Mthethwa: No violent removal of Rhodes statue will be supported

Minister of Arts and Culture Nathi Mthethwa on Wednesday said in a statement: “We neither support nor encourage the violent removal of any statue because we do not encourage people taking the law into their own hands.

“As government, we encourage citizen participation in efforts to find an amicable resolution to this matter through dialogue and negotiation.” Mthethwa said his department had not received any formal application for the statue’s removal. On Monday, University of Cape Town students staged a sit-in at the campus.

Rhodes, 1853-1902, was a British colonialist, businessman, mining magnate, and politician in South Africa. He founded Rhodesia (now known as Zimbabwe) which was named after him in 1895. Rhodes University is also named after him. Provisions of the Rhodes Scholarship are funded by his estate.

Last week, a student reportedly emptied a toilet on the Rhodes statue at the campus. The statue was also covered with black rubbish bags. The ‘Rhodes Must Fall’ group said it planned to implement political education at the campus. Vice Chancellor of UCT, Max Price, said at the time the statue should not be destroyed, just moved. The students rejected his suggestion.

Notices had been put up on the university’s noticeboards asking for the student’s input. Alumni had been e-mailed and also asked to share their views. Mthethwa said on Wednesday any entity or community that wanted to move or remove the statue would need to undertake a 30-day public consultation process, with notifications that included presentation to the authorities and inviting comments from affected and interested parties.

Statue struggle rekindles bid to exhume Rhodes

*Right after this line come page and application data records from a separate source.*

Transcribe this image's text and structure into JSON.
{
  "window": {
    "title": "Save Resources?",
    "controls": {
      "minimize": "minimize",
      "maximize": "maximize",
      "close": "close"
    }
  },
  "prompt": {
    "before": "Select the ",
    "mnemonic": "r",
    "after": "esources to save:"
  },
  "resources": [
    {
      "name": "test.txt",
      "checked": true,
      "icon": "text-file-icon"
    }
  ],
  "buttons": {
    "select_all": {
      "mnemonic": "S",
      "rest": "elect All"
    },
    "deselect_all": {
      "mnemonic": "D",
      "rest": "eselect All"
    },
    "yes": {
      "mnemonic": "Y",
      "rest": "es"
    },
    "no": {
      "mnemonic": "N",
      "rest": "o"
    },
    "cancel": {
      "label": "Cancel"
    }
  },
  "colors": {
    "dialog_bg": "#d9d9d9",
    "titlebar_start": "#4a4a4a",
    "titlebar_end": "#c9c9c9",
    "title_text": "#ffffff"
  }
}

In Zimbabwe, a Zanu-PF official is pushing for the exhumation and repatriation to the United Kingdom of the remains of Cecil John Rhodes, saying the campaign is in solidarity with South African university students who are calling for the removal of the Rhodes statue from UCT. – Sapa, staff reporter.

These are unprecedented times, and the role of media to tell and record the story of South Africa as it develops is more important than ever. But it comes at a cost. Advertisers are cancelling campaigns, and our live events have come to an abrupt halt. Our income has been slashed.

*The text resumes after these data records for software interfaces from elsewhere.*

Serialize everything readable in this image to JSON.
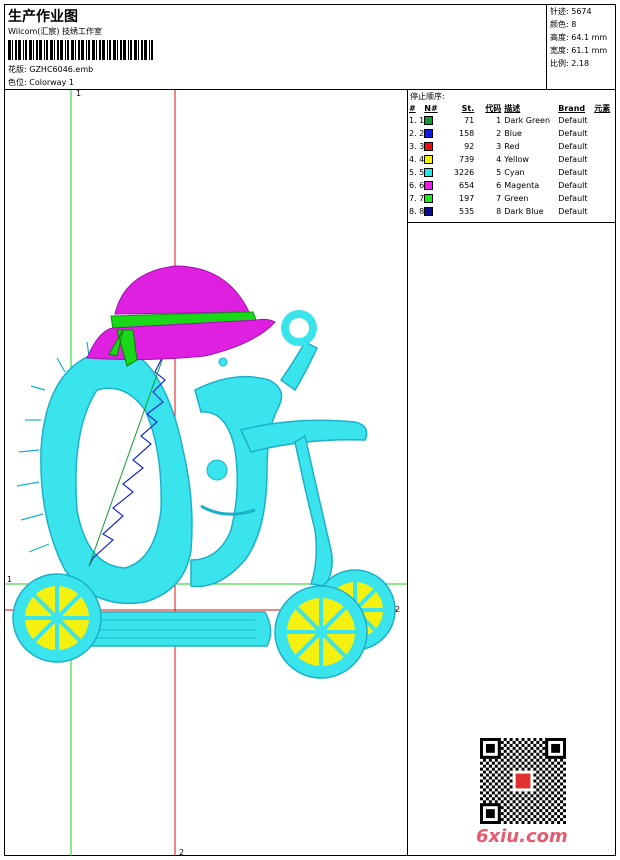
{
  "header": {
    "title": "生产作业图",
    "company": "Wilcom(汇宸) 技绣工作室",
    "design_label": "花版:",
    "design_value": "GZHC6046.emb",
    "colorway_label": "色位:",
    "colorway_value": "Colorway 1"
  },
  "stats": {
    "stitches": "针迹: 5674",
    "colors": "颜色: 8",
    "height": "高度: 64.1 mm",
    "width": "宽度: 61.1 mm",
    "scale": "比例: 2.18"
  },
  "legend": {
    "title": "停止顺序:",
    "headers": [
      "#",
      "N#",
      "St.",
      "代码",
      "描述",
      "Brand",
      "元素"
    ],
    "rows": [
      {
        "idx": "1. 1",
        "color": "#109a2c",
        "st": "71",
        "code": "1",
        "desc": "Dark Green",
        "brand": "Default"
      },
      {
        "idx": "2. 2",
        "color": "#0a18e8",
        "st": "158",
        "code": "2",
        "desc": "Blue",
        "brand": "Default"
      },
      {
        "idx": "3. 3",
        "color": "#e81010",
        "st": "92",
        "code": "3",
        "desc": "Red",
        "brand": "Default"
      },
      {
        "idx": "4. 4",
        "color": "#f4f010",
        "st": "739",
        "code": "4",
        "desc": "Yellow",
        "brand": "Default"
      },
      {
        "idx": "5. 5",
        "color": "#22e6e6",
        "st": "3226",
        "code": "5",
        "desc": "Cyan",
        "brand": "Default"
      },
      {
        "idx": "6. 6",
        "color": "#e81ee8",
        "st": "654",
        "code": "6",
        "desc": "Magenta",
        "brand": "Default"
      },
      {
        "idx": "7. 7",
        "color": "#18e818",
        "st": "197",
        "code": "7",
        "desc": "Green",
        "brand": "Default"
      },
      {
        "idx": "8. 8",
        "color": "#0a0a90",
        "st": "535",
        "code": "8",
        "desc": "Dark Blue",
        "brand": "Default"
      }
    ]
  },
  "guides": {
    "v1": "1",
    "v2": "2",
    "h1": "1",
    "h2": "2"
  },
  "watermark": "6xiu.com"
}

The Mail & Guardian is a proud news publisher with roots stretching back 35 years. We’ve survived thanks to the support of our readers, we will need you to help us get through this.

To help us ensure another 35 future years of fiercely independent journalism, please subscribe.

Guest Author

Reinstated Ingonyama Trust managers hit with retrenchment notices

The effect of Covid-19 and the land reform department’s freeze of R23-million because the ITB didn’t comply with budget submissions are cited as some of the reasons for the staff cuts

Battle over R6bn workers’ retirement fund

Allegations from both sides tumble out in court papers

Nigeria’s anti-corruption boss arrested for corruption

Ibrahim Magu’s arrest by the secret police was a surprise — but also not surprising

Eskom refers employees suspected of contracts graft for criminal investigations

The struggling power utility has updated Parliament on investigations into contracts where more than R4-billion was lost in overpayments

press releases

Loading latest Press Releases…

The best local and international journalism

handpicked and in your inbox every weekday